» **Problem statement**: For the records shown below, return an exact copy that excludes the pictures.
-*-*-
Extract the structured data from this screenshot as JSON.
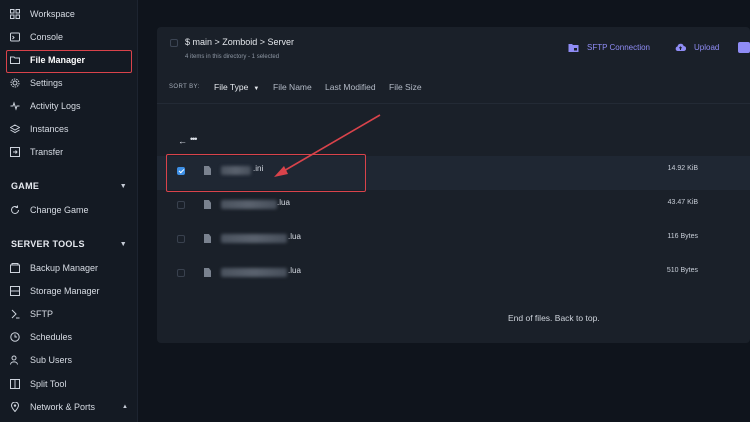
{
  "sidebar": {
    "items_top": [
      {
        "label": "Workspace",
        "icon": "grid-icon"
      },
      {
        "label": "Console",
        "icon": "terminal-icon"
      },
      {
        "label": "File Manager",
        "icon": "folder-icon"
      },
      {
        "label": "Settings",
        "icon": "gear-icon"
      },
      {
        "label": "Activity Logs",
        "icon": "activity-icon"
      },
      {
        "label": "Instances",
        "icon": "layers-icon"
      },
      {
        "label": "Transfer",
        "icon": "transfer-icon"
      }
    ],
    "game_title": "GAME",
    "game_items": [
      {
        "label": "Change Game",
        "icon": "refresh-icon"
      }
    ],
    "server_tools_title": "SERVER TOOLS",
    "server_tools_items": [
      {
        "label": "Backup Manager",
        "icon": "backup-icon"
      },
      {
        "label": "Storage Manager",
        "icon": "storage-icon"
      },
      {
        "label": "SFTP",
        "icon": "sftp-icon"
      },
      {
        "label": "Schedules",
        "icon": "clock-icon"
      },
      {
        "label": "Sub Users",
        "icon": "users-icon"
      },
      {
        "label": "Split Tool",
        "icon": "split-icon"
      },
      {
        "label": "Network & Ports",
        "icon": "location-icon"
      }
    ]
  },
  "header": {
    "path": "$ main > Zomboid > Server",
    "subtitle": "4 items in this directory - 1 selected",
    "sftp_label": "SFTP Connection",
    "upload_label": "Upload"
  },
  "sort": {
    "label": "SORT BY:",
    "options": [
      "File Type",
      "File Name",
      "Last Modified",
      "File Size"
    ]
  },
  "files": [
    {
      "ext": ".ini",
      "size": "14.92 KiB",
      "selected": true
    },
    {
      "ext": ".lua",
      "size": "43.47 KiB",
      "selected": false
    },
    {
      "ext": ".lua",
      "size": "116 Bytes",
      "selected": false
    },
    {
      "ext": ".lua",
      "size": "510 Bytes",
      "selected": false
    }
  ],
  "footer_note": "End of files. Back to top.",
  "colors": {
    "accent": "#8f8cf5",
    "highlight": "#d9434b",
    "checkbox": "#3d8fe6"
  }
}
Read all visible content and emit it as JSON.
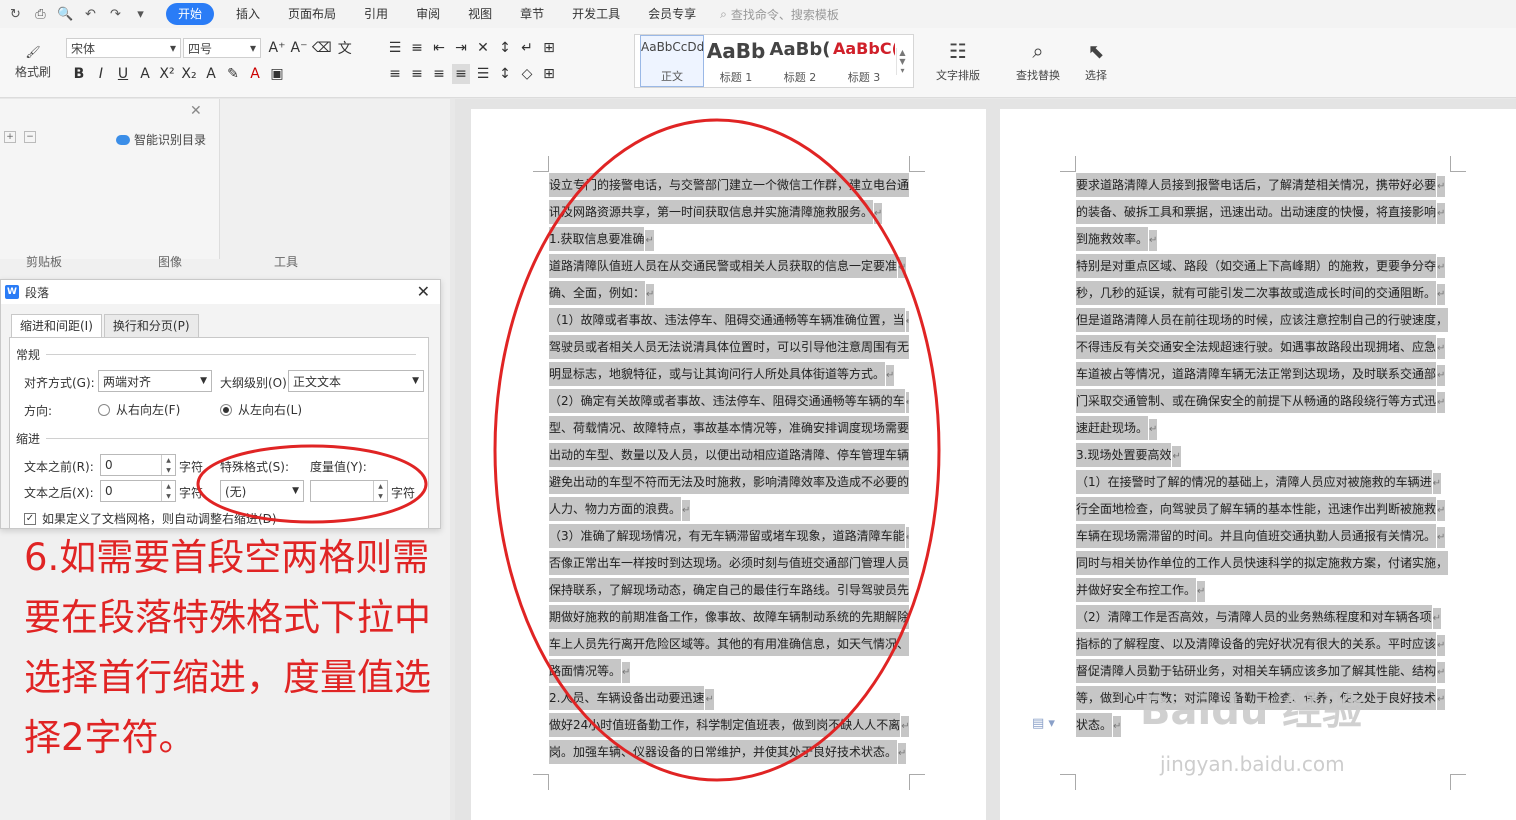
{
  "menubar": {
    "quick_access": [
      "↻",
      "⎙",
      "🔍",
      "↶",
      "↷",
      "▾"
    ],
    "tabs": [
      "开始",
      "插入",
      "页面布局",
      "引用",
      "审阅",
      "视图",
      "章节",
      "开发工具",
      "会员专享"
    ],
    "search_placeholder": "查找命令、搜索模板"
  },
  "ribbon": {
    "format_painter": "格式刷",
    "font_name": "宋体",
    "font_size": "四号",
    "styles": [
      {
        "sample": "AaBbCcDd",
        "label": "正文"
      },
      {
        "sample": "AaBb",
        "label": "标题 1"
      },
      {
        "sample": "AaBb(",
        "label": "标题 2"
      },
      {
        "sample": "AaBbC(",
        "label": "标题 3"
      }
    ],
    "text_layout": "文字排版",
    "find_replace": "查找替换",
    "select": "选择",
    "groups": {
      "clipboard": "剪贴板",
      "image": "图像",
      "tools": "工具"
    }
  },
  "toc": {
    "smart": "智能识别目录"
  },
  "dialog": {
    "title": "段落",
    "tabs": [
      "缩进和间距(I)",
      "换行和分页(P)"
    ],
    "general": "常规",
    "align_label": "对齐方式(G):",
    "align_value": "两端对齐",
    "outline_label": "大纲级别(O):",
    "outline_value": "正文文本",
    "direction_label": "方向:",
    "rtl": "从右向左(F)",
    "ltr": "从左向右(L)",
    "indent": "缩进",
    "before_label": "文本之前(R):",
    "before_value": "0",
    "after_label": "文本之后(X):",
    "after_value": "0",
    "unit": "字符",
    "special_label": "特殊格式(S):",
    "special_value": "(无)",
    "measure_label": "度量值(Y):",
    "measure_value": "",
    "grid_check": "如果定义了文档网格，则自动调整右缩进(D)"
  },
  "annotation": "6.如需要首段空两格则需要在段落特殊格式下拉中选择首行缩进，度量值选择2字符。",
  "page_left_lines": [
    "设立专门的接警电话，与交警部门建立一个微信工作群，建立电台通",
    "讯及网路资源共享，第一时间获取信息并实施清障施救服务。",
    "1.获取信息要准确",
    "道路清障队值班人员在从交通民警或相关人员获取的信息一定要准",
    "确、全面，例如：",
    "（1）故障或者事故、违法停车、阻碍交通通畅等车辆准确位置，当",
    "驾驶员或者相关人员无法说清具体位置时，可以引导他注意周围有无",
    "明显标志，地貌特征，或与让其询问行人所处具体街道等方式。",
    "（2）确定有关故障或者事故、违法停车、阻碍交通通畅等车辆的车",
    "型、荷载情况、故障特点，事故基本情况等，准确安排调度现场需要",
    "出动的车型、数量以及人员，以便出动相应道路清障、停车管理车辆，",
    "避免出动的车型不符而无法及时施救，影响清障效率及造成不必要的",
    "人力、物力方面的浪费。",
    "（3）准确了解现场情况，有无车辆滞留或堵车现象，道路清障车能",
    "否像正常出车一样按时到达现场。必须时刻与值班交通部门管理人员",
    "保持联系，了解现场动态，确定自己的最佳行车路线。引导驾驶员先",
    "期做好施救的前期准备工作，像事故、故障车辆制动系统的先期解除",
    "车上人员先行离开危险区域等。其他的有用准确信息，如天气情况、",
    "路面情况等。",
    "2.人员、车辆设备出动要迅速",
    "做好24小时值班备勤工作，科学制定值班表，做到岗不缺人人不离",
    "岗。加强车辆、仪器设备的日常维护，并使其处于良好技术状态。"
  ],
  "page_right_lines": [
    "要求道路清障人员接到报警电话后，了解清楚相关情况，携带好必要",
    "的装备、破拆工具和票据，迅速出动。出动速度的快慢，将直接影响",
    "到施救效率。",
    "特别是对重点区域、路段（如交通上下高峰期）的施救，更要争分夺",
    "秒，几秒的延误，就有可能引发二次事故或造成长时间的交通阻断。",
    "但是道路清障人员在前往现场的时候，应该注意控制自己的行驶速度，",
    "不得违反有关交通安全法规超速行驶。如遇事故路段出现拥堵、应急",
    "车道被占等情况，道路清障车辆无法正常到达现场，及时联系交通部",
    "门采取交通管制、或在确保安全的前提下从畅通的路段绕行等方式迅",
    "速赶赴现场。",
    "3.现场处置要高效",
    "（1）在接警时了解的情况的基础上，清障人员应对被施救的车辆进",
    "行全面地检查，向驾驶员了解车辆的基本性能，迅速作出判断被施救",
    "车辆在现场需滞留的时间。并且向值班交通执勤人员通报有关情况。",
    "同时与相关协作单位的工作人员快速科学的拟定施救方案，付诸实施，",
    "并做好安全布控工作。",
    "（2）清障工作是否高效，与清障人员的业务熟练程度和对车辆各项",
    "指标的了解程度、以及清障设备的完好状况有很大的关系。平时应该",
    "督促清障人员勤于钻研业务，对相关车辆应该多加了解其性能、结构",
    "等，做到心中有数；对清障设备勤于检查、保养，使之处于良好技术",
    "状态。"
  ],
  "watermark": {
    "brand": "Baidu 经验",
    "url": "jingyan.baidu.com"
  },
  "colors": {
    "accent": "#2a7cf6",
    "annotation_red": "#e02424",
    "highlight": "#c6c6c6"
  }
}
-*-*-
» **Solution to this exercise**:
Extract the structured data from this screenshot as JSON.
{
  "sidebar": {
    "items_top": [
      {
        "label": "Workspace",
        "icon": "grid-icon"
      },
      {
        "label": "Console",
        "icon": "terminal-icon"
      },
      {
        "label": "File Manager",
        "icon": "folder-icon"
      },
      {
        "label": "Settings",
        "icon": "gear-icon"
      },
      {
        "label": "Activity Logs",
        "icon": "activity-icon"
      },
      {
        "label": "Instances",
        "icon": "layers-icon"
      },
      {
        "label": "Transfer",
        "icon": "transfer-icon"
      }
    ],
    "game_title": "GAME",
    "game_items": [
      {
        "label": "Change Game",
        "icon": "refresh-icon"
      }
    ],
    "server_tools_title": "SERVER TOOLS",
    "server_tools_items": [
      {
        "label": "Backup Manager",
        "icon": "backup-icon"
      },
      {
        "label": "Storage Manager",
        "icon": "storage-icon"
      },
      {
        "label": "SFTP",
        "icon": "sftp-icon"
      },
      {
        "label": "Schedules",
        "icon": "clock-icon"
      },
      {
        "label": "Sub Users",
        "icon": "users-icon"
      },
      {
        "label": "Split Tool",
        "icon": "split-icon"
      },
      {
        "label": "Network & Ports",
        "icon": "location-icon"
      }
    ]
  },
  "header": {
    "path": "$ main > Zomboid > Server",
    "subtitle": "4 items in this directory - 1 selected",
    "sftp_label": "SFTP Connection",
    "upload_label": "Upload"
  },
  "sort": {
    "label": "SORT BY:",
    "options": [
      "File Type",
      "File Name",
      "Last Modified",
      "File Size"
    ]
  },
  "files": [
    {
      "ext": ".ini",
      "size": "14.92 KiB",
      "selected": true
    },
    {
      "ext": ".lua",
      "size": "43.47 KiB",
      "selected": false
    },
    {
      "ext": ".lua",
      "size": "116 Bytes",
      "selected": false
    },
    {
      "ext": ".lua",
      "size": "510 Bytes",
      "selected": false
    }
  ],
  "footer_note": "End of files. Back to top.",
  "colors": {
    "accent": "#8f8cf5",
    "highlight": "#d9434b",
    "checkbox": "#3d8fe6"
  }
}
Read all visible content and emit it as JSON.
{
  "menubar": {
    "quick_access": [
      "↻",
      "⎙",
      "🔍",
      "↶",
      "↷",
      "▾"
    ],
    "tabs": [
      "开始",
      "插入",
      "页面布局",
      "引用",
      "审阅",
      "视图",
      "章节",
      "开发工具",
      "会员专享"
    ],
    "search_placeholder": "查找命令、搜索模板"
  },
  "ribbon": {
    "format_painter": "格式刷",
    "font_name": "宋体",
    "font_size": "四号",
    "styles": [
      {
        "sample": "AaBbCcDd",
        "label": "正文"
      },
      {
        "sample": "AaBb",
        "label": "标题 1"
      },
      {
        "sample": "AaBb(",
        "label": "标题 2"
      },
      {
        "sample": "AaBbC(",
        "label": "标题 3"
      }
    ],
    "text_layout": "文字排版",
    "find_replace": "查找替换",
    "select": "选择",
    "groups": {
      "clipboard": "剪贴板",
      "image": "图像",
      "tools": "工具"
    }
  },
  "toc": {
    "smart": "智能识别目录"
  },
  "dialog": {
    "title": "段落",
    "tabs": [
      "缩进和间距(I)",
      "换行和分页(P)"
    ],
    "general": "常规",
    "align_label": "对齐方式(G):",
    "align_value": "两端对齐",
    "outline_label": "大纲级别(O):",
    "outline_value": "正文文本",
    "direction_label": "方向:",
    "rtl": "从右向左(F)",
    "ltr": "从左向右(L)",
    "indent": "缩进",
    "before_label": "文本之前(R):",
    "before_value": "0",
    "after_label": "文本之后(X):",
    "after_value": "0",
    "unit": "字符",
    "special_label": "特殊格式(S):",
    "special_value": "(无)",
    "measure_label": "度量值(Y):",
    "measure_value": "",
    "grid_check": "如果定义了文档网格，则自动调整右缩进(D)"
  },
  "annotation": "6.如需要首段空两格则需要在段落特殊格式下拉中选择首行缩进，度量值选择2字符。",
  "page_left_lines": [
    "设立专门的接警电话，与交警部门建立一个微信工作群，建立电台通",
    "讯及网路资源共享，第一时间获取信息并实施清障施救服务。",
    "1.获取信息要准确",
    "道路清障队值班人员在从交通民警或相关人员获取的信息一定要准",
    "确、全面，例如：",
    "（1）故障或者事故、违法停车、阻碍交通通畅等车辆准确位置，当",
    "驾驶员或者相关人员无法说清具体位置时，可以引导他注意周围有无",
    "明显标志，地貌特征，或与让其询问行人所处具体街道等方式。",
    "（2）确定有关故障或者事故、违法停车、阻碍交通通畅等车辆的车",
    "型、荷载情况、故障特点，事故基本情况等，准确安排调度现场需要",
    "出动的车型、数量以及人员，以便出动相应道路清障、停车管理车辆，",
    "避免出动的车型不符而无法及时施救，影响清障效率及造成不必要的",
    "人力、物力方面的浪费。",
    "（3）准确了解现场情况，有无车辆滞留或堵车现象，道路清障车能",
    "否像正常出车一样按时到达现场。必须时刻与值班交通部门管理人员",
    "保持联系，了解现场动态，确定自己的最佳行车路线。引导驾驶员先",
    "期做好施救的前期准备工作，像事故、故障车辆制动系统的先期解除",
    "车上人员先行离开危险区域等。其他的有用准确信息，如天气情况、",
    "路面情况等。",
    "2.人员、车辆设备出动要迅速",
    "做好24小时值班备勤工作，科学制定值班表，做到岗不缺人人不离",
    "岗。加强车辆、仪器设备的日常维护，并使其处于良好技术状态。"
  ],
  "page_right_lines": [
    "要求道路清障人员接到报警电话后，了解清楚相关情况，携带好必要",
    "的装备、破拆工具和票据，迅速出动。出动速度的快慢，将直接影响",
    "到施救效率。",
    "特别是对重点区域、路段（如交通上下高峰期）的施救，更要争分夺",
    "秒，几秒的延误，就有可能引发二次事故或造成长时间的交通阻断。",
    "但是道路清障人员在前往现场的时候，应该注意控制自己的行驶速度，",
    "不得违反有关交通安全法规超速行驶。如遇事故路段出现拥堵、应急",
    "车道被占等情况，道路清障车辆无法正常到达现场，及时联系交通部",
    "门采取交通管制、或在确保安全的前提下从畅通的路段绕行等方式迅",
    "速赶赴现场。",
    "3.现场处置要高效",
    "（1）在接警时了解的情况的基础上，清障人员应对被施救的车辆进",
    "行全面地检查，向驾驶员了解车辆的基本性能，迅速作出判断被施救",
    "车辆在现场需滞留的时间。并且向值班交通执勤人员通报有关情况。",
    "同时与相关协作单位的工作人员快速科学的拟定施救方案，付诸实施，",
    "并做好安全布控工作。",
    "（2）清障工作是否高效，与清障人员的业务熟练程度和对车辆各项",
    "指标的了解程度、以及清障设备的完好状况有很大的关系。平时应该",
    "督促清障人员勤于钻研业务，对相关车辆应该多加了解其性能、结构",
    "等，做到心中有数；对清障设备勤于检查、保养，使之处于良好技术",
    "状态。"
  ],
  "watermark": {
    "brand": "Baidu 经验",
    "url": "jingyan.baidu.com"
  },
  "colors": {
    "accent": "#2a7cf6",
    "annotation_red": "#e02424",
    "highlight": "#c6c6c6"
  }
}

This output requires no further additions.